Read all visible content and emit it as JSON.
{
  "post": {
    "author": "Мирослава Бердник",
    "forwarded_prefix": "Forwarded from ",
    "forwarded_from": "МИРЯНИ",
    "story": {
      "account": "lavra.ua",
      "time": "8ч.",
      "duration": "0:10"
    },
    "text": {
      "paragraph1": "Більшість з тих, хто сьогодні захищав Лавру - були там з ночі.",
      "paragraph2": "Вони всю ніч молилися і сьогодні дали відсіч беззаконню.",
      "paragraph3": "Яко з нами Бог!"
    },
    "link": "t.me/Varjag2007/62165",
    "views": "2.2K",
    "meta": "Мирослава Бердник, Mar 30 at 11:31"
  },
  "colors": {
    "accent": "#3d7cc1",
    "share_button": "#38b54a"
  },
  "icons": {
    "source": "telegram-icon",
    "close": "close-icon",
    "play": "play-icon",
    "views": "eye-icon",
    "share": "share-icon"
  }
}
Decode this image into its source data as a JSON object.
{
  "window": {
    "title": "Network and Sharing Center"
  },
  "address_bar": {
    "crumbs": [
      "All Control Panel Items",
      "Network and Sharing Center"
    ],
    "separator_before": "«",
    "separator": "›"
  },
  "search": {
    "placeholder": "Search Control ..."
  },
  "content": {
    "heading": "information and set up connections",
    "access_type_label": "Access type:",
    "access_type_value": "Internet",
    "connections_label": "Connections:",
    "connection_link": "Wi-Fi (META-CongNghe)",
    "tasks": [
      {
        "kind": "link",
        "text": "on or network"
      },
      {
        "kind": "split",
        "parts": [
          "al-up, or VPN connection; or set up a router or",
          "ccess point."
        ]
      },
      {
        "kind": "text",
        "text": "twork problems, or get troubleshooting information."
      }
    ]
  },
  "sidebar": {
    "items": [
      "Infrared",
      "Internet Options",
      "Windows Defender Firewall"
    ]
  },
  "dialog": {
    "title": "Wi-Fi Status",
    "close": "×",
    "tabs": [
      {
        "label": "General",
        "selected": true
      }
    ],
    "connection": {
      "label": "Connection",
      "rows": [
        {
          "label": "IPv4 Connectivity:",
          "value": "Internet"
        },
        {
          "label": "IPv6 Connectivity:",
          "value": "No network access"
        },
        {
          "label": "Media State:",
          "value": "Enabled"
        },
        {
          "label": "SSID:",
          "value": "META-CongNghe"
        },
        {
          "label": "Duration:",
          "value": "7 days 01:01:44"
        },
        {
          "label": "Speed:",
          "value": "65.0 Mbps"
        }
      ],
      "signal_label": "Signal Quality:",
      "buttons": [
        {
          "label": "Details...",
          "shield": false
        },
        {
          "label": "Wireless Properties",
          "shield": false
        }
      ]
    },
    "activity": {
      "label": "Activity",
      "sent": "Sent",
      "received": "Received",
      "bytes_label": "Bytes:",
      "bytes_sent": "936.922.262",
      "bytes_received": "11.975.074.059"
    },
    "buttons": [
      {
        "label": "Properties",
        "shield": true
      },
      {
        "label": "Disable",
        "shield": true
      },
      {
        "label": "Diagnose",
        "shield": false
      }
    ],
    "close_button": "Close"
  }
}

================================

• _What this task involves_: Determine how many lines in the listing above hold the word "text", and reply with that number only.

• _Result_: 4